My coworker and I were musing about the huge Equifax breach, where 143 million Americans had their personal data exposed to hackers. We wondered if Equifax would pay a price for this loss. Then we wondered who could punish Equifax.
It’s not us, we concluded. We’re not Equifax’s customers, we’re their product!
Here’s a great perspective piece in the Washington Post which discusses how lopsided the tables are towards large corporations and against the little guys like you and me.
No wonder. To be an American consumer these days is to have become numb to signing away your rights so you can buy products and services. If you want to use a smartphone, you have to agree to give your privacy to the company that makes it, and to your Internet provider, which can see every website you visit. If you want to use email, you agree that the provider can scan your messages for certain words to sell ads. And when you sign up for financial services, you give away your rights to negotiate how your money is used or how your information is protected. The people whose Social Security numbers Equifax lost had no say in how the company acquired, uses or guards their financial information.
Source: Why didn’t Equifax protect your data? Because corporations have all the power. – The Washington Post
What good does it do to lock down your credit with a credit freeze if Experian will hand over your PIN to anyone who asks?
An alert reader recently pointed my attention to a free online service offered by big-three credit bureau Experian that allows anyone to request the personal identification number (PIN) needed to unlock a consumer credit file that was previously frozen at Experian.
The first hurdle for instantly revealing anyone’s freeze PIN is to provide the person’s name, address, date of birth and Social Security number (all data that has been jeopardized in breaches 100 times over — including in the recent Equifax breach — and that is broadly for sale in the cybercrime underground).
After that, one just needs to input an email address to receive the PIN and swear that the information is true and belongs to the submitter. I’m certain this warning would deter all but the bravest of identity thieves!
Source: Experian Site Can Give Anyone Your Credit Freeze PIN — Krebs on Security
Johnny Walker Red
A recent story about a Brit who inadvertently ran afoul of the law in Dubai reminded me of the first (and last) time I visited Dubai.
When I was in the US Navy in the early 1990s my ship made a stop in Dubai. A group of my fellow sailors and I booked rooms at (what was at the time) a fairly high-end hotel to relax. I was astonished when entering my room to find a thank you card and a bottle of Johnny Walker Red, a gift for our protecting the Gulf. Being gifted a bottle of fine scotch in a Muslim country was a taste of the odd juxtaposition and tension in Dubai, where east meets west and tries to offer something for everyone.

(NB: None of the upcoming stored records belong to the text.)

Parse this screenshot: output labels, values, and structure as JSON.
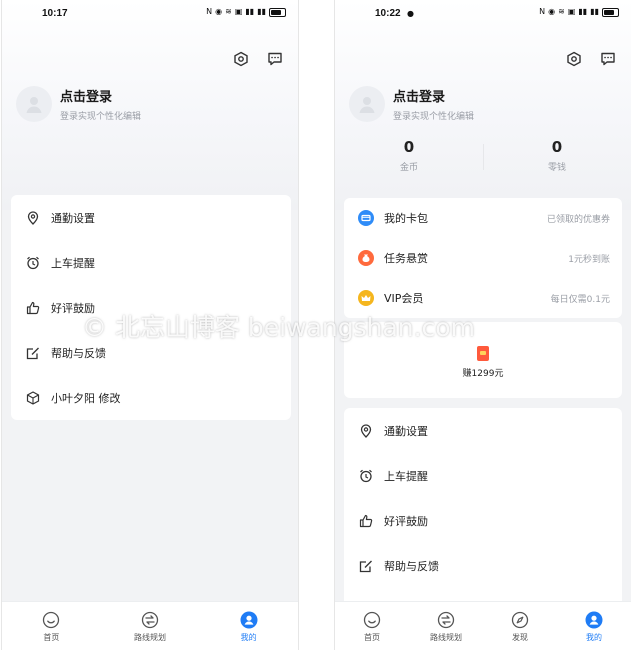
{
  "left": {
    "status": {
      "time": "10:17"
    },
    "profile": {
      "title": "点击登录",
      "subtitle": "登录实现个性化编辑"
    },
    "menu": [
      {
        "label": "通勤设置",
        "icon": "location-pin-icon"
      },
      {
        "label": "上车提醒",
        "icon": "alarm-clock-icon"
      },
      {
        "label": "好评鼓励",
        "icon": "thumbs-up-icon"
      },
      {
        "label": "帮助与反馈",
        "icon": "edit-icon"
      },
      {
        "label": "小叶夕阳 修改",
        "icon": "hexagon-icon"
      }
    ],
    "tabs": [
      {
        "label": "首页",
        "icon": "smile-icon"
      },
      {
        "label": "路线规划",
        "icon": "route-icon"
      },
      {
        "label": "我的",
        "icon": "user-icon",
        "active": true
      }
    ]
  },
  "right": {
    "status": {
      "time": "10:22"
    },
    "profile": {
      "title": "点击登录",
      "subtitle": "登录实现个性化编辑"
    },
    "stats": [
      {
        "value": "0",
        "label": "金币"
      },
      {
        "value": "0",
        "label": "零钱"
      }
    ],
    "services": [
      {
        "label": "我的卡包",
        "right": "已领取的优惠券",
        "icon": "card-icon",
        "color": "#2f8cf8"
      },
      {
        "label": "任务悬赏",
        "right": "1元秒到账",
        "icon": "money-bag-icon",
        "color": "#ff6a3d"
      },
      {
        "label": "VIP会员",
        "right": "每日仅需0.1元",
        "icon": "crown-icon",
        "color": "#f5b61e"
      }
    ],
    "promo": {
      "text": "赚1299元"
    },
    "menu": [
      {
        "label": "通勤设置",
        "icon": "location-pin-icon"
      },
      {
        "label": "上车提醒",
        "icon": "alarm-clock-icon"
      },
      {
        "label": "好评鼓励",
        "icon": "thumbs-up-icon"
      },
      {
        "label": "帮助与反馈",
        "icon": "edit-icon"
      }
    ],
    "tabs": [
      {
        "label": "首页",
        "icon": "smile-icon"
      },
      {
        "label": "路线规划",
        "icon": "route-icon"
      },
      {
        "label": "发现",
        "icon": "compass-icon"
      },
      {
        "label": "我的",
        "icon": "user-icon",
        "active": true
      }
    ]
  },
  "watermark": "© 北忘山博客 beiwangshan.com",
  "colors": {
    "accent": "#1f7cf5",
    "background": "#f2f3f5"
  }
}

In the days I wandered around Dubai seemed clear to me what the cultural expectations were. Back then it was a few hotels and mostly sand but now Dubai advertises itself as an exotic playground, the Las Vegas of the Middle East. It seems to me it’s easier now to cross a line one didn’t mean to cross, though I have not been back since. I was planning a trip to Dubai with my wife around Sept 11, 2001 but .. .uh, soon scuttled it :-(.
(Wikimedia Commons photo by Mohylek)